Planning out the morning

With apologies to anyone who struggles with real sleeping difficulties, I am not sleeping well. Relatively speaking. I am a sleep obsessive and a bit of a zealot. I firmly believe, and a wealth of current books and articles suggest that I am not wrong, that if I sleep well I am much healthier. Both in mind and body. I have never subscribed to the heroic boasting of how little sleep I have had. I sleep well at night for seven hours and can nap like a pro. The offspring have semi-seriously enquired whether I have sleep on my CV, it certainly seems to be a skill.

Recently my sleep has not been as good, I am trying all sorts. The room is as dark as I can make it. I don’t eat before bed, I make sure I eat healthily in the day, I exercise in the daytime, but not too close to bed. Except yoga – and that helps I think. I don’t drink caffeine after noon. I don’t drink alcohol every day – a glass of wine definitely disrupts sleep.

Despite all this effort I can’t stop waking up in the night, I don’t wake up for long and can generally drop back off. I have no idea what time it is happening, as I have turned off all clocks in the light reduction effort. I suspect that part of the issue is that my days vary a lot, I work in different locations, using different modes of transport and with different teams. I tend to wake up feeling bit anxious trying to work out what I am doing today.

In an attempt to offset this feeling of confusion, I have written down a timetable for this morning and read it in detail last night again before settling down. It certainly helped me drop off much more quickly when I woke up in the night and I woke up keen to get the day started, knowing that the slot between 6 and 6:45 involved coffee and blogging. My sleep may not be perfect, but at least I am getting a blog written. I still woke up though, so maybe that is now a habit which will take a while to wear off.

And I am intending a good catch-up nap at the weekend. I am totally aware that anyone with a proper sleep problem is rolling their eyes at this blog – my heart bleeds for you and the real pain you feel.

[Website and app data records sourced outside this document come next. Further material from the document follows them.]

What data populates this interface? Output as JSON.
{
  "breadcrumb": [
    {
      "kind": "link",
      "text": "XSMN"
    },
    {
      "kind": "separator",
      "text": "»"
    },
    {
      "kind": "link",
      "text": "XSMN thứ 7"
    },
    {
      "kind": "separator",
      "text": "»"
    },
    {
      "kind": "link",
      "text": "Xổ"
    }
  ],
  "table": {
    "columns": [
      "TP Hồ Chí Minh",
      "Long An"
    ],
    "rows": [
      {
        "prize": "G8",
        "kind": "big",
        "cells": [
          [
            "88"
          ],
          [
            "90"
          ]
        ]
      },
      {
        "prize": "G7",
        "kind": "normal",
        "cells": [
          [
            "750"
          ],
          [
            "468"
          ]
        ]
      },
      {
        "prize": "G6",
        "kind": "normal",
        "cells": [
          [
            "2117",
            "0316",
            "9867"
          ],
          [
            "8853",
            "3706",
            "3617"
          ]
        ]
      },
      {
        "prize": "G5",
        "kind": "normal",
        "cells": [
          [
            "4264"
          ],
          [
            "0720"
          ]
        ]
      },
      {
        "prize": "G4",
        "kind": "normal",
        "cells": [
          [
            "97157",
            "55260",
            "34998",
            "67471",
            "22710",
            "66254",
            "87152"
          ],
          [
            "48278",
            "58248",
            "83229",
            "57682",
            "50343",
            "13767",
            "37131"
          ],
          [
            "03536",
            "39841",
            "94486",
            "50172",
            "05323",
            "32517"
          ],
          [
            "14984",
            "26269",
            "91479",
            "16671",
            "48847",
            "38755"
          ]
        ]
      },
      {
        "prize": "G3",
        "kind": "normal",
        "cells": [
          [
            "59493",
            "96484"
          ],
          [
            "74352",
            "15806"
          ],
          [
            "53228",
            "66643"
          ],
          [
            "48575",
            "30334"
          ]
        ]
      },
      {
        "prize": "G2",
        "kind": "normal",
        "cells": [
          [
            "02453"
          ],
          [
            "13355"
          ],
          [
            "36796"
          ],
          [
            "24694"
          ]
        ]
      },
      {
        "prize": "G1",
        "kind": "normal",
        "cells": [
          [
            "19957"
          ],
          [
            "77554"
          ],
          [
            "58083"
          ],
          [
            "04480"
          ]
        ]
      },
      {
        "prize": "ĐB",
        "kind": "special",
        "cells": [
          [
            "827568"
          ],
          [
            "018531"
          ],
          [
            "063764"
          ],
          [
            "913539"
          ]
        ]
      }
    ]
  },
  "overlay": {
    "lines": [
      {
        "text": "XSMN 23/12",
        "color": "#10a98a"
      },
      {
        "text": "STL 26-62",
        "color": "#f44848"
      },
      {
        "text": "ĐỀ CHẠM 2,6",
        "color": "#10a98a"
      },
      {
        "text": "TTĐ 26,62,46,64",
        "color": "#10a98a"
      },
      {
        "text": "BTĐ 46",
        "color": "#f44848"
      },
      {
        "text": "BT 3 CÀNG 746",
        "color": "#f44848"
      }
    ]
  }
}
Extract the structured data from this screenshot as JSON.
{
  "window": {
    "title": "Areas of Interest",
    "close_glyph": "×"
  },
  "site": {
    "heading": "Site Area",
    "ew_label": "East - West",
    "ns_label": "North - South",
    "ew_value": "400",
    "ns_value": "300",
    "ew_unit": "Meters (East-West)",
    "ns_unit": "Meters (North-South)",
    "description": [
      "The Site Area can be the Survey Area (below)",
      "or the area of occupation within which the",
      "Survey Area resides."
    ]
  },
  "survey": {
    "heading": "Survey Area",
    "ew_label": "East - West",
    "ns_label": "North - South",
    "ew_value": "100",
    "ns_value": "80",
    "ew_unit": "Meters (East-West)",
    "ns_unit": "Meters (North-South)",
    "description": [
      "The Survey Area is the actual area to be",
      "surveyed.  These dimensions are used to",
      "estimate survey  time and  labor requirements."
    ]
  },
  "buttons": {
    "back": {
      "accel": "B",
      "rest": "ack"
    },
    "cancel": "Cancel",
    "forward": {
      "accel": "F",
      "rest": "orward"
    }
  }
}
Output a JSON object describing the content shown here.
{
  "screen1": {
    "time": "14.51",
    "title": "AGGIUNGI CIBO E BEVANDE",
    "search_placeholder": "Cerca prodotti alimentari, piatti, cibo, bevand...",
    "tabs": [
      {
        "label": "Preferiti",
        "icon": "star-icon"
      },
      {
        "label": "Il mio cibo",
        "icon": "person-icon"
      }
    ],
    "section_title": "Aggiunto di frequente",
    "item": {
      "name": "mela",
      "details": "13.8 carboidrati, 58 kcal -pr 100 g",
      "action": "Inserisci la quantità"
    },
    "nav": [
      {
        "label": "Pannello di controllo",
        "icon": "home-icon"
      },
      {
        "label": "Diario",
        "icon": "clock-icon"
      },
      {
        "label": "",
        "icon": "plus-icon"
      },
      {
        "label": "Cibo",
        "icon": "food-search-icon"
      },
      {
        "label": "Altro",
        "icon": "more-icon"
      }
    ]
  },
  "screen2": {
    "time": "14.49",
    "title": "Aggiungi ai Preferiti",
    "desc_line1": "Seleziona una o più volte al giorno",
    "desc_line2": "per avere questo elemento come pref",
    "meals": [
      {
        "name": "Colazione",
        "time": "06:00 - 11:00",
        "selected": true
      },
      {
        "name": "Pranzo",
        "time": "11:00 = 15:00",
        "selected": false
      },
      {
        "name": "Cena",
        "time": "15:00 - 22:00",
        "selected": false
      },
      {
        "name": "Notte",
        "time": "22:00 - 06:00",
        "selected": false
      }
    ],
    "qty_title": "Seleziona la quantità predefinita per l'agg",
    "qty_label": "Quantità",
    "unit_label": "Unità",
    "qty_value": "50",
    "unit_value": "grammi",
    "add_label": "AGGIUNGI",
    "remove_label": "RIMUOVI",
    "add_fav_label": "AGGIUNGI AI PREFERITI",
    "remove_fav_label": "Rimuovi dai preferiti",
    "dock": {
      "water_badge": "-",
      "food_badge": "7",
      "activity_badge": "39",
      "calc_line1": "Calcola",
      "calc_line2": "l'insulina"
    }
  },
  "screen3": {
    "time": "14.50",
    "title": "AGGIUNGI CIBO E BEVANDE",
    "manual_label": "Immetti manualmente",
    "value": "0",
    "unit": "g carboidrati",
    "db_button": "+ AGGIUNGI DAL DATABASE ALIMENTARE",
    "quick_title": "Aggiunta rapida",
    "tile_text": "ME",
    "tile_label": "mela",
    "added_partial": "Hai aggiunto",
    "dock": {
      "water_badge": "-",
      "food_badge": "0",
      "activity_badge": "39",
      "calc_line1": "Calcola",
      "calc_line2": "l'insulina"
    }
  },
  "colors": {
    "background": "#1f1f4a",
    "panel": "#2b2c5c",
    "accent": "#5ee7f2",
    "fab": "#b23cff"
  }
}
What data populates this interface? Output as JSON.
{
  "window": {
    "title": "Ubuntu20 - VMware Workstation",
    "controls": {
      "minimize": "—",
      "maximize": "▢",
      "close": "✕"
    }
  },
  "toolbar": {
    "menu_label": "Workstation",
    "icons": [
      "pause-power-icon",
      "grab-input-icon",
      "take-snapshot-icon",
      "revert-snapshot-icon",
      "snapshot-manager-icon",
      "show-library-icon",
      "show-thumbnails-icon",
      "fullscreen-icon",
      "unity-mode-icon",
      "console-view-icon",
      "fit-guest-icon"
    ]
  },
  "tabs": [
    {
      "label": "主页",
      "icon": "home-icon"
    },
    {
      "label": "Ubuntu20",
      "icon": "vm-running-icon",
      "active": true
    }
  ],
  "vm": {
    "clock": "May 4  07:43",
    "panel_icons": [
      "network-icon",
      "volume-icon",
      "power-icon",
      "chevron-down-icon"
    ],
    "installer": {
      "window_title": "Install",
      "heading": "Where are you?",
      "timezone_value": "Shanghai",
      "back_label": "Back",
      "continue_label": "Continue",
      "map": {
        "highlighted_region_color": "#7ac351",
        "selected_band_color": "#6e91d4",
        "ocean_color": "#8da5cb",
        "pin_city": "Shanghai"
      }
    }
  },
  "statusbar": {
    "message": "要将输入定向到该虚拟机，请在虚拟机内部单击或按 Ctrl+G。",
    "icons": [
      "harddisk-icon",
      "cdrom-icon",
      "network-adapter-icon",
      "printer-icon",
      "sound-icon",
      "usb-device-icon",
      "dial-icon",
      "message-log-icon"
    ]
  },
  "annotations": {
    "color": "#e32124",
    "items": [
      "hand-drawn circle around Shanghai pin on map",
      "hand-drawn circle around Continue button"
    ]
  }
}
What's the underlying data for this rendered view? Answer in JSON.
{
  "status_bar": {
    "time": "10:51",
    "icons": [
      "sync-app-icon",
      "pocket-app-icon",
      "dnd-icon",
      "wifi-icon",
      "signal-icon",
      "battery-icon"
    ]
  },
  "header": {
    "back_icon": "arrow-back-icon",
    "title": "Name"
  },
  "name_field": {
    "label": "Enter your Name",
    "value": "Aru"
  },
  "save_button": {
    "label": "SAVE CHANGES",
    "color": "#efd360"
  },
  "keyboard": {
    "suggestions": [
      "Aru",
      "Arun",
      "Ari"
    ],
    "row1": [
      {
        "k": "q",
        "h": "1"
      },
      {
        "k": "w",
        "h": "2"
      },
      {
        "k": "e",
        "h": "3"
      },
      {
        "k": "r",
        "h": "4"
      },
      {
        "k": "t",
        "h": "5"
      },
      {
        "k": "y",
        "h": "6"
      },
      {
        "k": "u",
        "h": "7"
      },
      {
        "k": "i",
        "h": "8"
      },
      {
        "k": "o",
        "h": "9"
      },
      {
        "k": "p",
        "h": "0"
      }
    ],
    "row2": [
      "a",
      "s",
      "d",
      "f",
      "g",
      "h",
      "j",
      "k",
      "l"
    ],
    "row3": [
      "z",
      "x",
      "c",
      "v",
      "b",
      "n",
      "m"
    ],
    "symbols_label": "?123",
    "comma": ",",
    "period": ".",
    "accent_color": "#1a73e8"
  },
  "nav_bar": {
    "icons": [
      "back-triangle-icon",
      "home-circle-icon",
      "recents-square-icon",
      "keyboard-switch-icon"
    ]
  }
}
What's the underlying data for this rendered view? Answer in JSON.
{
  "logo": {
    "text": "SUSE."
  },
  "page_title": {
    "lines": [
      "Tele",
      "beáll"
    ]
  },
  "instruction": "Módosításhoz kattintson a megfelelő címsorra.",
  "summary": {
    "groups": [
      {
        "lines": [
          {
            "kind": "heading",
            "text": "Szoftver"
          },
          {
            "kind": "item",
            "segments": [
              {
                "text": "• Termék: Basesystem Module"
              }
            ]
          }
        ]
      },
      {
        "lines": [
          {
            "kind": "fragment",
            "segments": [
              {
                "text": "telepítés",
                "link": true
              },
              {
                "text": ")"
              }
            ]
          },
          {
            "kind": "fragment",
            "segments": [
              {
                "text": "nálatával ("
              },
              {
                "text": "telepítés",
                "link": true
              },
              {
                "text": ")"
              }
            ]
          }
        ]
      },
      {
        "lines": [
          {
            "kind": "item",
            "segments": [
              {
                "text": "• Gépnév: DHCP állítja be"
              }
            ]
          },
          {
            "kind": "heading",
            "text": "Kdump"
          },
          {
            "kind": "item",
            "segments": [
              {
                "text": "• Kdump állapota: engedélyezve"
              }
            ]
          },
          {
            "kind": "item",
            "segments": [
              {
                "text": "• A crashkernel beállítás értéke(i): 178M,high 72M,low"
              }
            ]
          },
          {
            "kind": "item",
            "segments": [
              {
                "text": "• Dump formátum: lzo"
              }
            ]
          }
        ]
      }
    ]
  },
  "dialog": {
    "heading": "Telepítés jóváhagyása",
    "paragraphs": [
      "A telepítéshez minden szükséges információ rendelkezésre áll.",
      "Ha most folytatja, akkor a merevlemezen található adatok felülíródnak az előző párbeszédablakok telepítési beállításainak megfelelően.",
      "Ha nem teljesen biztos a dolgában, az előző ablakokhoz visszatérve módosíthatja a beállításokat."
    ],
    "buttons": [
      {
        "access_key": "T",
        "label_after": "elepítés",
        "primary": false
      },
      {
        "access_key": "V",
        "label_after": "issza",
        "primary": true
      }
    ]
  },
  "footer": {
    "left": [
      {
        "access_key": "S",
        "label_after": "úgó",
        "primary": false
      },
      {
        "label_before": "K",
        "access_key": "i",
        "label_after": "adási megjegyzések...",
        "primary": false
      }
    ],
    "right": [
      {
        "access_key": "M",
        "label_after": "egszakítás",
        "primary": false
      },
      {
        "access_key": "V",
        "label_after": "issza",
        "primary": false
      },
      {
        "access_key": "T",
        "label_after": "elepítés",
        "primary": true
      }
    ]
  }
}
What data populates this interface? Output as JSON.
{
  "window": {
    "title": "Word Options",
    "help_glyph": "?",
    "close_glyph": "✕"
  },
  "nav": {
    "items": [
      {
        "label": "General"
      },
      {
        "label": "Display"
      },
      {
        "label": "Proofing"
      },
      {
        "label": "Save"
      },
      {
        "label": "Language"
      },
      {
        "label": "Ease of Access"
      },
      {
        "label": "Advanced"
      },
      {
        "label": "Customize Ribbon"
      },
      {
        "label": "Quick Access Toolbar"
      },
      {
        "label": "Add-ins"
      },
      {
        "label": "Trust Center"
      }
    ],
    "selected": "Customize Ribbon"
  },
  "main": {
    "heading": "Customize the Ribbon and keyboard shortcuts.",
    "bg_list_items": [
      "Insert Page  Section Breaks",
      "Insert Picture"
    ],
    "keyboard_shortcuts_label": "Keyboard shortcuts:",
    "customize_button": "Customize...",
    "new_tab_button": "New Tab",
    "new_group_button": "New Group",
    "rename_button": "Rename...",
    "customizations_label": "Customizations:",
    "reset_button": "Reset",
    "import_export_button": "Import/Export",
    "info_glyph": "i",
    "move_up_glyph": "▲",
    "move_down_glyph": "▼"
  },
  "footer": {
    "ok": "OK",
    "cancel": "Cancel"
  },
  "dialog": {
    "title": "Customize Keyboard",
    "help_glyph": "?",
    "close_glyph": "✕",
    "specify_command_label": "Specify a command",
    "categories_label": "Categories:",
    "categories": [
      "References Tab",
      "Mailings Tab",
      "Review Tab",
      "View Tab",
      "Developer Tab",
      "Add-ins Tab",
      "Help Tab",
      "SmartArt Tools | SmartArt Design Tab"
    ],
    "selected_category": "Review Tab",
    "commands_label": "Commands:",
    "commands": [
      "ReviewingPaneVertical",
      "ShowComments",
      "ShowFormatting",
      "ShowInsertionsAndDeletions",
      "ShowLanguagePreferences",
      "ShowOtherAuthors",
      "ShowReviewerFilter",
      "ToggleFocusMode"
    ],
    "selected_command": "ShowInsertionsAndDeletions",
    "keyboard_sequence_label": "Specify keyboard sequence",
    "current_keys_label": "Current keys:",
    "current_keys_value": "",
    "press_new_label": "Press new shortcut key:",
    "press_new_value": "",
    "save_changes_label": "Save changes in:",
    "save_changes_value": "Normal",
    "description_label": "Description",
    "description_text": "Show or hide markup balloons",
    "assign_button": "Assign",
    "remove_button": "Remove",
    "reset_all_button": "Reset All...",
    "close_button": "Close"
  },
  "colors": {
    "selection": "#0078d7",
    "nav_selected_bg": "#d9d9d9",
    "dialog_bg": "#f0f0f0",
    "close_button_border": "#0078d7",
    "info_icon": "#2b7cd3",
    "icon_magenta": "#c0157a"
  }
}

My husband has long suffered my intolerance of something called a “rut”.  This is my fear of getting stuck in my beloved routines and fossilizing therein.  This is possibly a reasonable anxiety, research tends to show that experiencing new things, having challenges and spending time with a variety of people all help to keep us healthy.

However, I may have an extreme version of this need to not get stuck in a rut.  I fervently hope I am getting less extreme as I age, but I may not be the one to ascertain the verity of this fact.   It used to be the case that if we went to the same restaurant twice I would bleat loudly about how boring life is and that we were ‘stuck in a rut’.  As I say, long-suffering.

This week though, reminds me of the energy that get from variety.  There are lots of new things, mixed up with the routine.  The week so far has seen working in three different locations.  But the same coffee ritual each morning to ground me.

I have had one church meeting of the CAFOD group, one Scouts meeting.  As a family we have been out to a dessert restaurant late one evening after my work trip to London (Pirlo’s– if you’re in Birmingham, go visit!) and also a pub lunch on Monday in between work meetings.

I visited Walsall New Art Galleryat lunch time yesterday for a short curator’s talk on the visiting Holbein, which I love. Seriously love that painting.

We saw the NTLive showing of Nick Hytner’s production of Julius Caesar at the Electric Cinema.  Thanks to everyone who strongly recommended I go to see that, it was brilliant.

The rest of the week contains my cousin’s wedding – I cannot wait, I love weddings and love hanging out with family; Nashville In Concert (my love of that TV show possibly deserves analysis in its own blog) and the potential for a lazy day of reading and catching up on what is sadly the final season of the aforementioned Nashville.

Ruts be gone.